Most women who have had more than one cesarean are told that a repeat cesarean is the safest choice for their births. Many are not even offered the option by their doctors or hospitals.
Not so, according to recent research published in the British Journal of Obstetrics & Gynecology (BJOG). A systematic review and meta analysis of the medical research on vaginal birth after two cesareans (VBA2C) found that there is no statistically significant difference in key maternal and infant outcomes between VBA2C and repeat cesarean (RCS).
According to the study’s authors Samina Tahseen and Malcolm Griffiths, “Comparing VBAC-2 versus RCS, the hysterectomy rates were 0.40% versus 0.63% (P = 0.63), transfusion 1.68% versus 1.67% (P = 0.86) and febrile morbidity 6.03% versus 6.39%, respectively (P = 0.27). Maternal morbidity of VBAC-2 was comparable to RCS. Neonatal morbidity data were too limited to draw valid conclusions, however, no significant differences were indicated in VBAC-2, VBAC-1 and RCS groups in NNU admission rates and asphyxial injury/neonatal death rates (Mantel–Haenszel).”

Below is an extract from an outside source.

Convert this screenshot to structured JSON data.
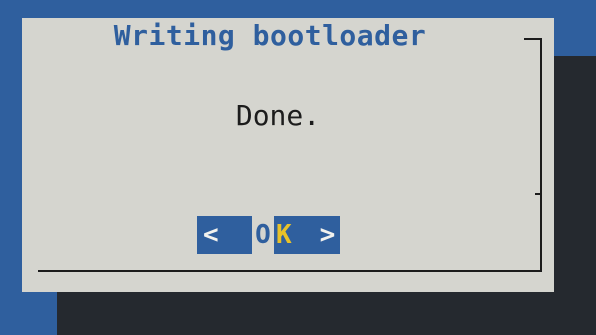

Such findings should be encouraging to women who want to attempt VBA2C. For more evidence-based information on VBAC after multiple cesareans, click here.